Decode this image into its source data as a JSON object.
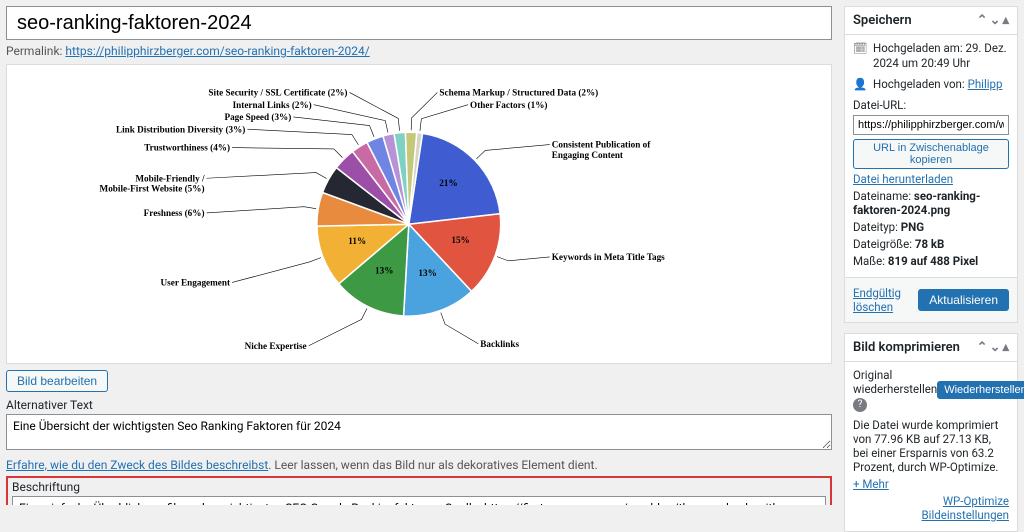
{
  "title": "seo-ranking-faktoren-2024",
  "permalink": {
    "label": "Permalink:",
    "url": "https://philipphirzberger.com/seo-ranking-faktoren-2024/"
  },
  "edit_image_btn": "Bild bearbeiten",
  "alt_text": {
    "label": "Alternativer Text",
    "value": "Eine Übersicht der wichtigsten Seo Ranking Faktoren für 2024",
    "help_link": "Erfahre, wie du den Zweck des Bildes beschreibst",
    "help_rest": ". Leer lassen, wenn das Bild nur als dekoratives Element dient."
  },
  "caption": {
    "label": "Beschriftung",
    "value": "Eine einfache Überblicksgrafik zu den wichtigsten SEO Google Rankingfaktoren. Quelle: https://firstpagesage.com/seo-blog/the-google-algorithm-ranking-factors/"
  },
  "save_panel": {
    "title": "Speichern",
    "uploaded_on": "Hochgeladen am: 29. Dez. 2024 um 20:49 Uhr",
    "uploaded_by_label": "Hochgeladen von:",
    "uploaded_by": "Philipp",
    "file_url_label": "Datei-URL:",
    "file_url": "https://philipphirzberger.com/wp-cont",
    "copy_btn": "URL in Zwischenablage kopieren",
    "download": "Datei herunterladen",
    "filename_label": "Dateiname:",
    "filename": "seo-ranking-faktoren-2024.png",
    "filetype_label": "Dateityp:",
    "filetype": "PNG",
    "filesize_label": "Dateigröße:",
    "filesize": "78 kB",
    "dimensions_label": "Maße:",
    "dimensions": "819 auf 488 Pixel",
    "delete": "Endgültig löschen",
    "update": "Aktualisieren"
  },
  "compress_panel": {
    "title": "Bild komprimieren",
    "restore_label": "Original wiederherstellen",
    "restore_btn": "Wiederherstellen",
    "msg": "Die Datei wurde komprimiert von 77.96 KB auf 27.13 KB, bei einer Ersparnis von 63.2 Prozent, durch WP-Optimize.",
    "more": "+ Mehr",
    "settings": "WP-Optimize Bildeinstellungen"
  },
  "chart_data": {
    "type": "pie",
    "title": "",
    "series": [
      {
        "name": "Consistent Publication of Engaging Content",
        "value": 21,
        "color": "#3f5dd0",
        "label_shown": "21%"
      },
      {
        "name": "Keywords in Meta Title Tags",
        "value": 15,
        "color": "#e1543f",
        "label_shown": "15%"
      },
      {
        "name": "Backlinks",
        "value": 13,
        "color": "#4aa3df",
        "label_shown": "13%"
      },
      {
        "name": "Niche Expertise",
        "value": 13,
        "color": "#3d9944",
        "label_shown": "13%"
      },
      {
        "name": "User Engagement",
        "value": 11,
        "color": "#f2b134",
        "label_shown": "11%"
      },
      {
        "name": "Freshness (6%)",
        "value": 6,
        "color": "#e88b3f",
        "label_shown": ""
      },
      {
        "name": "Mobile-Friendly / Mobile-First Website (5%)",
        "value": 5,
        "color": "#252832",
        "label_shown": ""
      },
      {
        "name": "Trustworthiness (4%)",
        "value": 4,
        "color": "#9b4fa6",
        "label_shown": ""
      },
      {
        "name": "Link Distribution Diversity (3%)",
        "value": 3,
        "color": "#c76aa5",
        "label_shown": ""
      },
      {
        "name": "Page Speed (3%)",
        "value": 3,
        "color": "#6f85e3",
        "label_shown": ""
      },
      {
        "name": "Internal Links (2%)",
        "value": 2,
        "color": "#b793d6",
        "label_shown": ""
      },
      {
        "name": "Site Security / SSL Certificate (2%)",
        "value": 2,
        "color": "#7fd1c4",
        "label_shown": ""
      },
      {
        "name": "Schema Markup / Structured Data (2%)",
        "value": 2,
        "color": "#c4c97a",
        "label_shown": ""
      },
      {
        "name": "Other Factors (1%)",
        "value": 1,
        "color": "#d7d3c6",
        "label_shown": ""
      }
    ]
  }
}
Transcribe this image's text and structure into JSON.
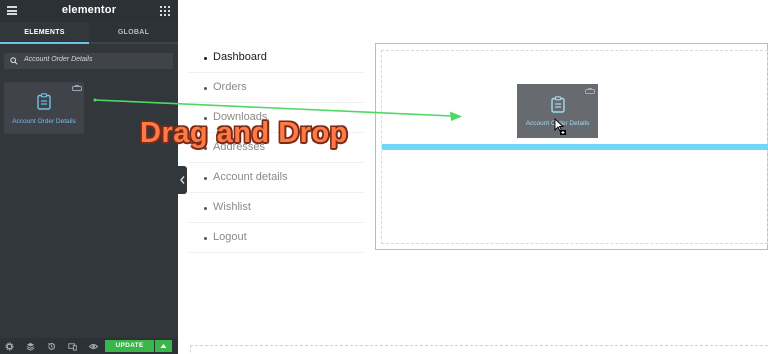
{
  "panel": {
    "brand": "elementor",
    "tabs": [
      "ELEMENTS",
      "GLOBAL"
    ],
    "search_value": "Account Order Details",
    "widget": {
      "label": "Account Order Details",
      "icon": "clipboard-icon"
    },
    "footer": {
      "update_label": "UPDATE"
    }
  },
  "account_nav": {
    "items": [
      "Dashboard",
      "Orders",
      "Downloads",
      "Addresses",
      "Account details",
      "Wishlist",
      "Logout"
    ]
  },
  "drag_ghost": {
    "label": "Account Order Details"
  },
  "annotation": {
    "text": "Drag and Drop"
  },
  "colors": {
    "accent": "#6ec1e4",
    "update": "#39b54a",
    "arrow": "#4cd964",
    "annotation": "#ff7a45"
  }
}
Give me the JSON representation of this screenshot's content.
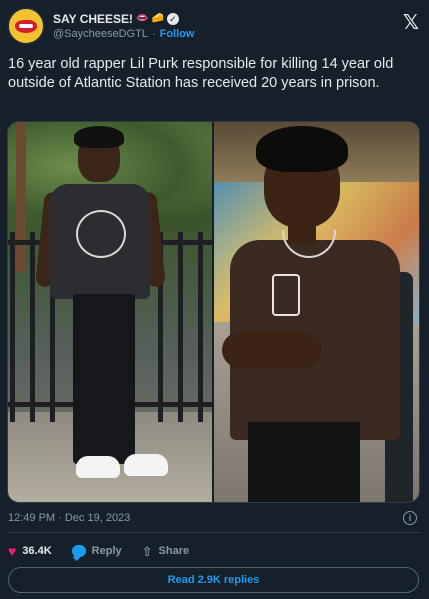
{
  "author": {
    "display_name": "SAY CHEESE!",
    "emojis": [
      "lips-emoji",
      "cheese-emoji"
    ],
    "emoji_glyphs": [
      "👄",
      "🧀"
    ],
    "handle": "@SaycheeseDGTL",
    "separator": "·",
    "follow_label": "Follow",
    "verified": true
  },
  "platform_logo": "𝕏",
  "tweet": {
    "text": "16 year old rapper Lil Purk responsible for killing 14 year old outside of Atlantic Station has received 20 years in prison."
  },
  "media": {
    "photos": [
      "left-photo",
      "right-photo"
    ]
  },
  "meta": {
    "timestamp": "12:49 PM · Dec 19, 2023",
    "info_icon": "i"
  },
  "actions": {
    "likes": "36.4K",
    "reply_label": "Reply",
    "share_label": "Share",
    "heart_glyph": "♥",
    "share_glyph": "⇧"
  },
  "read_replies_label": "Read 2.9K replies",
  "colors": {
    "background": "#15202b",
    "text": "#e7e9ea",
    "muted": "#8b98a5",
    "accent": "#1d9bf0",
    "heart": "#f91880"
  }
}
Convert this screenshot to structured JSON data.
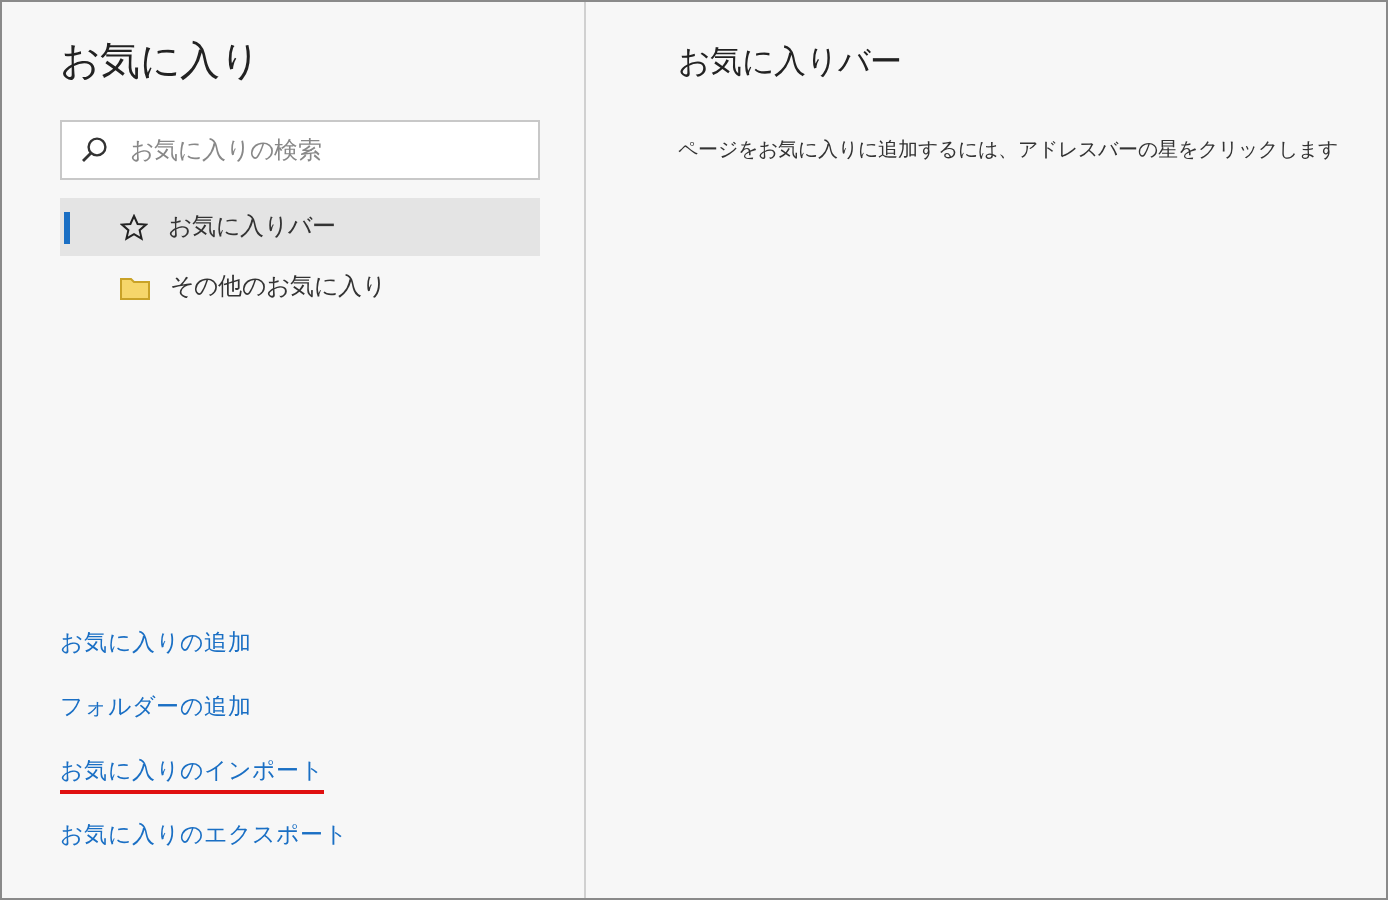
{
  "sidebar": {
    "title": "お気に入り",
    "search": {
      "placeholder": "お気に入りの検索"
    },
    "items": [
      {
        "label": "お気に入りバー",
        "kind": "star",
        "selected": true
      },
      {
        "label": "その他のお気に入り",
        "kind": "folder",
        "selected": false
      }
    ],
    "links": [
      {
        "label": "お気に入りの追加",
        "highlighted": false
      },
      {
        "label": "フォルダーの追加",
        "highlighted": false
      },
      {
        "label": "お気に入りのインポート",
        "highlighted": true
      },
      {
        "label": "お気に入りのエクスポート",
        "highlighted": false
      }
    ]
  },
  "content": {
    "title": "お気に入りバー",
    "message": "ページをお気に入りに追加するには、アドレスバーの星をクリックします"
  }
}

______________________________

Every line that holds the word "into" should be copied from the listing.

▸ **Task solution**
Decode this image into its source data as a JSON object.
Transcribe this image's text and structure into JSON.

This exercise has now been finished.